The largest boon to NATO’s image among Georgians, and Georgia’s minorities in particular, however, seems to have come indirectly. In March 2017, the European Union began allowing Georgians to travel to EU countries visa-free. The knock-on effects in terms of their views toward Europe, as well as NATO, have been significant.
“We never had a chance to visit Europe before. The message from them was always: You are good people, but you can’t come here,” Araqelova said. Amirjanova agrees, saying the country’s Azerbaijani community had felt similarly.
Russia’s creeping land grabs in South Ossetia, a breakaway territory that hosts numerous Russian military bases, have also not gone unnoticed, notably by Georgia’s Armenian community. Moscow has been accused of conducting a policy known as borderization, moving its fences forward several hundred meters at a time past the ill-defined border of South Ossetia to de facto annex more Georgian territory. “The situation with South Ossetia in particular has created many skeptical views about Russia’s intentions,” Araqelova said. “People see that the border is moving closer and closer, and they start to think that Russia does not have their own country’s best interests in mind.”
Their northern neighbor’s worsening economic situation has shifted views, too. “People live in Russia to work,” Araqelova said. “Those who have gone more recently have found that it’s more difficult to make a living than they thought. ”
Nationwide, the reasons for the appeal of major international security guarantees to a country that fought the 21st century’s first full-scale state-on-state war are evident. Wider Georgian society today is almost bereft of pro-Russian views, with the few politicians who do represent this viewpoint confined to the margins.
“In Georgia today, there are very people who oppose NATO,” says Iago Kachkachishvili, the director of the Institute of Social Studies and Analysis, a Tbilisi-based think tank. “We simply don’t have another choice.”

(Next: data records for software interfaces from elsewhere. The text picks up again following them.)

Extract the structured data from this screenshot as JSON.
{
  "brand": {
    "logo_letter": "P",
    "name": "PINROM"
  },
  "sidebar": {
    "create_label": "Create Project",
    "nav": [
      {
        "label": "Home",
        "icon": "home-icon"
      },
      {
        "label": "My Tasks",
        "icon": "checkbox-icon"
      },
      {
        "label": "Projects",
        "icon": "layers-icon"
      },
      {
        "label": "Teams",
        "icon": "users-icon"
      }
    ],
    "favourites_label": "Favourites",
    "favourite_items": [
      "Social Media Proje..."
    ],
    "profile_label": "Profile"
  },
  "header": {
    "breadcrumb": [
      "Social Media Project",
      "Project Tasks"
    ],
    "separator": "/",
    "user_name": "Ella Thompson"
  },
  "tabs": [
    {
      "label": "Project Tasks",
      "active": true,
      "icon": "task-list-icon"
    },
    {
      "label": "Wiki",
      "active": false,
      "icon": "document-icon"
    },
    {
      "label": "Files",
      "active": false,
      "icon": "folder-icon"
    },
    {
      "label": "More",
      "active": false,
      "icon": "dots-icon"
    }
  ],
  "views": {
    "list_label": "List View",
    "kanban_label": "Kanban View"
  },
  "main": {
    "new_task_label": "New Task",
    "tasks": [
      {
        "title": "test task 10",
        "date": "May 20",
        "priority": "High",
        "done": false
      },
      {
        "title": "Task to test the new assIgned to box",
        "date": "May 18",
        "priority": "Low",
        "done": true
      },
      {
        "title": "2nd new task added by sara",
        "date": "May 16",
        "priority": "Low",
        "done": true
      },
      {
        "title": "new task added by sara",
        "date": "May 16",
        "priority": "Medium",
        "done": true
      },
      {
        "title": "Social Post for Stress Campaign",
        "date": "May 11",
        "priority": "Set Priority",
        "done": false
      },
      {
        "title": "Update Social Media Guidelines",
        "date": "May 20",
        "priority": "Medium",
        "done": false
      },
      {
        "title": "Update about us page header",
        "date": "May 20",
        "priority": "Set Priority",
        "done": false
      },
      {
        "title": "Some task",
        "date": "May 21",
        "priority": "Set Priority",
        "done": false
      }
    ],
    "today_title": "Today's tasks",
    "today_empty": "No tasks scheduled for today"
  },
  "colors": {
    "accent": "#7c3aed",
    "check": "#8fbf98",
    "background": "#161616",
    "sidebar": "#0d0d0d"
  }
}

The two main anti-NATO political forces, the loudly pro-Russian former president Nino Burjanadze and the right-wing nationalist Alliance of Patriots of Georgia, both claim support in the single digits. The Alliance of Patriots does not even dare state its anti-NATO views, preferring more tacit messaging, such as emphasizing an “independent path,” fearing a loss of support otherwise. Thus, an almost complete consensus exists among political parties in the country. “Support for NATO is a kind of benchmark for being accepted by the population,” Kachkachishvili asserts.
This largely unified worldview likely explains why Georgians have remained so willing to contribute troops to U.S.-led military campaigns abroad, despite a steady stream of casualties. (In a single incident in Afghanistan in June 2013, seven Georgian soldiers were killed when a Taliban truck bomb struck their compound.)
The path to NATO membership is long. The organization has been unwilling to advance on Georgia’s prospects so long as a fifth of its territory remains outside of government control, with Russian troops present in both Abkhazia and South Ossetia. There is no sign that Georgia is close to being offered a Membership Action Plan, the first concrete initiation of eventual accession.
But there is likewise no indication that anyone in Georgia is prepared to abandon the dream. “It is a requirement for us,” Kachkachishvili says. “We will always have a monstrous neighbor, thinking of Georgia’s destruction. Without strong partners, we cannot be winners.”
Araqvelova is equally certain. “The change has been gradual,” she said, “but it is unstoppable.”